The unabated crime spree even has more residents resorting to extreme self-defense tactics. In 2011, Detroit reported 34 justifiable homicides, according to Fox2 News Reporter Charlie LaDuff, an 80 percent increase over the previous year. Word from the Wayne County Clerk’s office is that they can’t process gun registrations and concealed weapons permits fast enough to keep pace with the extraordinary demand.
This rush to arm and self-administer justice would not be encouraged or condoned under normal circumstances. But in the current lawless environment, it is easy to believe these options have broad public support.
Many residents are apt to nod their heads in approval, glorifying potential victims who get off the first deadly shot against a predator. More than a dangerous and disturbing precedent for society, though, the rise in such incidents is also an indictment of Chief Godbee’s enforcement failures.
People inclined to shoot first and ask questions later usually do so because they can no longer rely on conventional law enforcement for protection. Detroit police are seen as being incapable of addressing crime or arresting criminals. The Police Department is caught between a breakdown in precinct response procedures and general law enforcement, which aids and abets the abdication of its responsibility to fight crime.
When the perception is that criminals operate more or less with impunity, respect for the law is undermined in the minds of decent citizens and the criminal element. Unresponsive cops, after all, send the message that no one cares.
Protection of human life and safety and making neighborhoods safe is the first duty of government. There can be no comprises or trade-offs. The appropriate action is to use whatever tools are available – new police deployment strategies, reopening prisons, moral example and the criminal law. But the first significant step is a management/deployment strategy highlighted by hiring more cops and putting them where crime is.

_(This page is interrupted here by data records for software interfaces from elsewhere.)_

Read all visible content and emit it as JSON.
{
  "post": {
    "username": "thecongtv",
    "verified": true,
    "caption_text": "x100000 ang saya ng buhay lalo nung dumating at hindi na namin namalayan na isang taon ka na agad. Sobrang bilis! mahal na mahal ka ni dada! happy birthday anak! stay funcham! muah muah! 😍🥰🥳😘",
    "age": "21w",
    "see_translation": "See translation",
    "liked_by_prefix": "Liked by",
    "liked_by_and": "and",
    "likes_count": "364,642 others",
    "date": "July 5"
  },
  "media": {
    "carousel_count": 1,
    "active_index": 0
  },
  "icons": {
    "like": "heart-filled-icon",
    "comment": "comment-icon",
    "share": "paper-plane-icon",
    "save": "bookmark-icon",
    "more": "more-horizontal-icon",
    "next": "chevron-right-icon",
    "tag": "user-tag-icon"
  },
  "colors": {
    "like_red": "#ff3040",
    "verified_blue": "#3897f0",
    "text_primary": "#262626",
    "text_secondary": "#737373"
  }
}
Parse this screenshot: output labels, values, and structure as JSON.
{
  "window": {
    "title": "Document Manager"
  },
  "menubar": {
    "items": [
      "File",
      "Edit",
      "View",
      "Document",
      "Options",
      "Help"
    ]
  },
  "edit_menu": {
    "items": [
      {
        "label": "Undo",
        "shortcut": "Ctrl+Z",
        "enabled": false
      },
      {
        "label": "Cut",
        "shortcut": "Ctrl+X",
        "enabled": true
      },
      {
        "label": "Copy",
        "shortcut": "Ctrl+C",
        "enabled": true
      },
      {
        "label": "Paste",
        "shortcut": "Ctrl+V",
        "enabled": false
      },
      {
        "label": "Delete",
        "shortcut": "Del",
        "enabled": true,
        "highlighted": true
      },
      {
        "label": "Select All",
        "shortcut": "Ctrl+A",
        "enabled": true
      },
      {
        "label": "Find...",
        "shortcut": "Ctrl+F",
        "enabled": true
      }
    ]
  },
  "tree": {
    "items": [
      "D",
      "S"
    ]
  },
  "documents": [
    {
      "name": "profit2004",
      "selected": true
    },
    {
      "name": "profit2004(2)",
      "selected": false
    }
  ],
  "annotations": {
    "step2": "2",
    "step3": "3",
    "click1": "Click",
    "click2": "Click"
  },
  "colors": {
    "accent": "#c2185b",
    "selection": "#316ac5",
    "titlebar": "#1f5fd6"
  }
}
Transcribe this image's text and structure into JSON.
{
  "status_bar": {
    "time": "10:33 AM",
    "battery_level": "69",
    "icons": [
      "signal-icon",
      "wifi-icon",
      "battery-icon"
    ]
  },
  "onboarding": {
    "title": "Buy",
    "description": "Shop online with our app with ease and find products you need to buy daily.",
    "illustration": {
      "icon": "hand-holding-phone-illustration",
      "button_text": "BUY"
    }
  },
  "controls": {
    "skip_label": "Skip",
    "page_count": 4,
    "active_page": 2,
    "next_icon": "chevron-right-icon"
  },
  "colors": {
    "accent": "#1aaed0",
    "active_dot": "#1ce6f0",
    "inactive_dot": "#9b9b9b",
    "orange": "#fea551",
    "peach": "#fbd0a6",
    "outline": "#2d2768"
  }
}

The chief’s optimistic crime report does little to restore public confidence in his less than vigilant crime-fighting commitment. So don’t be surprised that frightened, increasingly vigilante-minded residents continue to send the message to City Hall that safe neighborhoods will be restored by any means necessary.